● MATERIAL PROVIDED:
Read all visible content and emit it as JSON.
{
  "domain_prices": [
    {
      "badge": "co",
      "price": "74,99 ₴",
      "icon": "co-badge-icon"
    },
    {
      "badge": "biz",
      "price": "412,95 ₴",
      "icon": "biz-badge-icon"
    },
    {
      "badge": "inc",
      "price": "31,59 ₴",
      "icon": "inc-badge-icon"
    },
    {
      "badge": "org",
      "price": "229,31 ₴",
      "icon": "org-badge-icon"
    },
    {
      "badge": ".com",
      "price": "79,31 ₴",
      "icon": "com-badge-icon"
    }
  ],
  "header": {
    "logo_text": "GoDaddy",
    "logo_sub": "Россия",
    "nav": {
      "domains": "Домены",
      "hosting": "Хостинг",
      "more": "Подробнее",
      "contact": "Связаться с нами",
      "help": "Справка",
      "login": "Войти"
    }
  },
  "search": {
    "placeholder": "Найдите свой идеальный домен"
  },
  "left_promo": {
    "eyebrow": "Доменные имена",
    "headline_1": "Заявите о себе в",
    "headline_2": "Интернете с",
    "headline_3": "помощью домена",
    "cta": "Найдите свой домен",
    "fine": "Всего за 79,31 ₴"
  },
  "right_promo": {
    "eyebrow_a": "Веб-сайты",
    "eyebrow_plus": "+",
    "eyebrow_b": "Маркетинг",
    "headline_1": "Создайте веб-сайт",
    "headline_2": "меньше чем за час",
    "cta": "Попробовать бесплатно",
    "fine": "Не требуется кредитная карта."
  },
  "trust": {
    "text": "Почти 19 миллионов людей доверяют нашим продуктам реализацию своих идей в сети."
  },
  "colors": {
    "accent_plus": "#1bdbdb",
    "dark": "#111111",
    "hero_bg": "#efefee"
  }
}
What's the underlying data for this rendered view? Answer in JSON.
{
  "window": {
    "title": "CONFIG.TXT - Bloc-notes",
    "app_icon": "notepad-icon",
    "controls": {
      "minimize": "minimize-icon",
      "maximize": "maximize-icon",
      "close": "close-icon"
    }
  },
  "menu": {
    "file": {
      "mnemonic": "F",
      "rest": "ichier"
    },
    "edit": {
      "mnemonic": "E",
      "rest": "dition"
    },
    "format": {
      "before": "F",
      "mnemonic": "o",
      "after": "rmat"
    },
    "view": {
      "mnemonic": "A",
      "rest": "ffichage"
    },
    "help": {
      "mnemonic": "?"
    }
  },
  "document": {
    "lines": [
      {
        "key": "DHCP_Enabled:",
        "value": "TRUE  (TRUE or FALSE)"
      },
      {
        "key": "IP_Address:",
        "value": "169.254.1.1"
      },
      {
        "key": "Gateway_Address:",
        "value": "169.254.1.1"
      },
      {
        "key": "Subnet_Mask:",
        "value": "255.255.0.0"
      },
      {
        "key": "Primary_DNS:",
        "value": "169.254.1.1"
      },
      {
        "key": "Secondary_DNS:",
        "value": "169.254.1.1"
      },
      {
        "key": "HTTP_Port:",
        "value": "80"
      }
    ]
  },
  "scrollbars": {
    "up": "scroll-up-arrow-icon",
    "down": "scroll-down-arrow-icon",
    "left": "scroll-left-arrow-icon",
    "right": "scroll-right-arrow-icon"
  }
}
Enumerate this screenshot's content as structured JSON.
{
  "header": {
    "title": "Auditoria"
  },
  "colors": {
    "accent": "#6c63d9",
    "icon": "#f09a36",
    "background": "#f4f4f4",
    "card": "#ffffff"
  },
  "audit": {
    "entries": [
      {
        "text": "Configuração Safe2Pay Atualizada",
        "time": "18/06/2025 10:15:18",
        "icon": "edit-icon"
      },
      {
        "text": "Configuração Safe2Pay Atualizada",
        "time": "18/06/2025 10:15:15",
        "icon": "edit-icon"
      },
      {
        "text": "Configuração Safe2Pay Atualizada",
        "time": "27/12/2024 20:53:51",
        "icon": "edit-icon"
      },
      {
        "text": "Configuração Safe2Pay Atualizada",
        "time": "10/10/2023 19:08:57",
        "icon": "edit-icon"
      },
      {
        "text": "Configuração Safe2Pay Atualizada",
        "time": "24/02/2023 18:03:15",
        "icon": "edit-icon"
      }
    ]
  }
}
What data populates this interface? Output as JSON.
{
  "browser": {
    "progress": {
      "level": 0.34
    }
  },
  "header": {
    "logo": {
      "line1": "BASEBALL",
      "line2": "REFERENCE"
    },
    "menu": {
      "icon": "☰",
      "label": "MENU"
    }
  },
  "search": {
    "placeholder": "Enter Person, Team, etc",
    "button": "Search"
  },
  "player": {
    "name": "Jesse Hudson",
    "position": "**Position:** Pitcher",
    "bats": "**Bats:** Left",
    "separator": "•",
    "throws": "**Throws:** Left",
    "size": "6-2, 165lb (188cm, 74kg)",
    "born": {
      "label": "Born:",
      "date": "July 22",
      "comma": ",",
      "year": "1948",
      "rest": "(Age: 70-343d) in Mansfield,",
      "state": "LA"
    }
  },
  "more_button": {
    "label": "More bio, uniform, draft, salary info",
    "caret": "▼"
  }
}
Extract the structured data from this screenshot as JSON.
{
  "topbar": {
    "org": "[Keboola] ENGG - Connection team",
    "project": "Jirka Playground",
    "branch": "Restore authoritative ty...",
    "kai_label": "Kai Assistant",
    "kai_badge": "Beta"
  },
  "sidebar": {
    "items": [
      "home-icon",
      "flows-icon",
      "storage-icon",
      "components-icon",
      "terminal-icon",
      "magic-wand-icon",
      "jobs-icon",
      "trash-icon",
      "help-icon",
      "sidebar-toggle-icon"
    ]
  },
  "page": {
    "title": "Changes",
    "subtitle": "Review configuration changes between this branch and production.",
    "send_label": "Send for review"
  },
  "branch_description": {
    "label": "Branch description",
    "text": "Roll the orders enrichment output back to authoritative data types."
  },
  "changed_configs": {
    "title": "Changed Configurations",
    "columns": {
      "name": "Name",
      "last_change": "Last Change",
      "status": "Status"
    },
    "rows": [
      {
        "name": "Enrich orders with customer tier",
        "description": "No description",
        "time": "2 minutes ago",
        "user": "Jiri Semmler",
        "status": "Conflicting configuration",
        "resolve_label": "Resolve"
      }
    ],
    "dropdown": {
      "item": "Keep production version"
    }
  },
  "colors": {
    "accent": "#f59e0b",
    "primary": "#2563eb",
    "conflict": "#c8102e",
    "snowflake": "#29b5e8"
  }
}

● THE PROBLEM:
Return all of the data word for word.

● ANSWER BOX:
Read all visible content and emit it as JSON.
{
  "domain_prices": [
    {
      "badge": "co",
      "price": "74,99 ₴",
      "icon": "co-badge-icon"
    },
    {
      "badge": "biz",
      "price": "412,95 ₴",
      "icon": "biz-badge-icon"
    },
    {
      "badge": "inc",
      "price": "31,59 ₴",
      "icon": "inc-badge-icon"
    },
    {
      "badge": "org",
      "price": "229,31 ₴",
      "icon": "org-badge-icon"
    },
    {
      "badge": ".com",
      "price": "79,31 ₴",
      "icon": "com-badge-icon"
    }
  ],
  "header": {
    "logo_text": "GoDaddy",
    "logo_sub": "Россия",
    "nav": {
      "domains": "Домены",
      "hosting": "Хостинг",
      "more": "Подробнее",
      "contact": "Связаться с нами",
      "help": "Справка",
      "login": "Войти"
    }
  },
  "search": {
    "placeholder": "Найдите свой идеальный домен"
  },
  "left_promo": {
    "eyebrow": "Доменные имена",
    "headline_1": "Заявите о себе в",
    "headline_2": "Интернете с",
    "headline_3": "помощью домена",
    "cta": "Найдите свой домен",
    "fine": "Всего за 79,31 ₴"
  },
  "right_promo": {
    "eyebrow_a": "Веб-сайты",
    "eyebrow_plus": "+",
    "eyebrow_b": "Маркетинг",
    "headline_1": "Создайте веб-сайт",
    "headline_2": "меньше чем за час",
    "cta": "Попробовать бесплатно",
    "fine": "Не требуется кредитная карта."
  },
  "trust": {
    "text": "Почти 19 миллионов людей доверяют нашим продуктам реализацию своих идей в сети."
  },
  "colors": {
    "accent_plus": "#1bdbdb",
    "dark": "#111111",
    "hero_bg": "#efefee"
  }
}
What's the underlying data for this rendered view? Answer in JSON.
{
  "window": {
    "title": "CONFIG.TXT - Bloc-notes",
    "app_icon": "notepad-icon",
    "controls": {
      "minimize": "minimize-icon",
      "maximize": "maximize-icon",
      "close": "close-icon"
    }
  },
  "menu": {
    "file": {
      "mnemonic": "F",
      "rest": "ichier"
    },
    "edit": {
      "mnemonic": "E",
      "rest": "dition"
    },
    "format": {
      "before": "F",
      "mnemonic": "o",
      "after": "rmat"
    },
    "view": {
      "mnemonic": "A",
      "rest": "ffichage"
    },
    "help": {
      "mnemonic": "?"
    }
  },
  "document": {
    "lines": [
      {
        "key": "DHCP_Enabled:",
        "value": "TRUE  (TRUE or FALSE)"
      },
      {
        "key": "IP_Address:",
        "value": "169.254.1.1"
      },
      {
        "key": "Gateway_Address:",
        "value": "169.254.1.1"
      },
      {
        "key": "Subnet_Mask:",
        "value": "255.255.0.0"
      },
      {
        "key": "Primary_DNS:",
        "value": "169.254.1.1"
      },
      {
        "key": "Secondary_DNS:",
        "value": "169.254.1.1"
      },
      {
        "key": "HTTP_Port:",
        "value": "80"
      }
    ]
  },
  "scrollbars": {
    "up": "scroll-up-arrow-icon",
    "down": "scroll-down-arrow-icon",
    "left": "scroll-left-arrow-icon",
    "right": "scroll-right-arrow-icon"
  }
}
Enumerate this screenshot's content as structured JSON.
{
  "header": {
    "title": "Auditoria"
  },
  "colors": {
    "accent": "#6c63d9",
    "icon": "#f09a36",
    "background": "#f4f4f4",
    "card": "#ffffff"
  },
  "audit": {
    "entries": [
      {
        "text": "Configuração Safe2Pay Atualizada",
        "time": "18/06/2025 10:15:18",
        "icon": "edit-icon"
      },
      {
        "text": "Configuração Safe2Pay Atualizada",
        "time": "18/06/2025 10:15:15",
        "icon": "edit-icon"
      },
      {
        "text": "Configuração Safe2Pay Atualizada",
        "time": "27/12/2024 20:53:51",
        "icon": "edit-icon"
      },
      {
        "text": "Configuração Safe2Pay Atualizada",
        "time": "10/10/2023 19:08:57",
        "icon": "edit-icon"
      },
      {
        "text": "Configuração Safe2Pay Atualizada",
        "time": "24/02/2023 18:03:15",
        "icon": "edit-icon"
      }
    ]
  }
}
What data populates this interface? Output as JSON.
{
  "browser": {
    "progress": {
      "level": 0.34
    }
  },
  "header": {
    "logo": {
      "line1": "BASEBALL",
      "line2": "REFERENCE"
    },
    "menu": {
      "icon": "☰",
      "label": "MENU"
    }
  },
  "search": {
    "placeholder": "Enter Person, Team, etc",
    "button": "Search"
  },
  "player": {
    "name": "Jesse Hudson",
    "position": "**Position:** Pitcher",
    "bats": "**Bats:** Left",
    "separator": "•",
    "throws": "**Throws:** Left",
    "size": "6-2, 165lb (188cm, 74kg)",
    "born": {
      "label": "Born:",
      "date": "July 22",
      "comma": ",",
      "year": "1948",
      "rest": "(Age: 70-343d) in Mansfield,",
      "state": "LA"
    }
  },
  "more_button": {
    "label": "More bio, uniform, draft, salary info",
    "caret": "▼"
  }
}
Extract the structured data from this screenshot as JSON.
{
  "topbar": {
    "org": "[Keboola] ENGG - Connection team",
    "project": "Jirka Playground",
    "branch": "Restore authoritative ty...",
    "kai_label": "Kai Assistant",
    "kai_badge": "Beta"
  },
  "sidebar": {
    "items": [
      "home-icon",
      "flows-icon",
      "storage-icon",
      "components-icon",
      "terminal-icon",
      "magic-wand-icon",
      "jobs-icon",
      "trash-icon",
      "help-icon",
      "sidebar-toggle-icon"
    ]
  },
  "page": {
    "title": "Changes",
    "subtitle": "Review configuration changes between this branch and production.",
    "send_label": "Send for review"
  },
  "branch_description": {
    "label": "Branch description",
    "text": "Roll the orders enrichment output back to authoritative data types."
  },
  "changed_configs": {
    "title": "Changed Configurations",
    "columns": {
      "name": "Name",
      "last_change": "Last Change",
      "status": "Status"
    },
    "rows": [
      {
        "name": "Enrich orders with customer tier",
        "description": "No description",
        "time": "2 minutes ago",
        "user": "Jiri Semmler",
        "status": "Conflicting configuration",
        "resolve_label": "Resolve"
      }
    ],
    "dropdown": {
      "item": "Keep production version"
    }
  },
  "colors": {
    "accent": "#f59e0b",
    "primary": "#2563eb",
    "conflict": "#c8102e",
    "snowflake": "#29b5e8"
  }
}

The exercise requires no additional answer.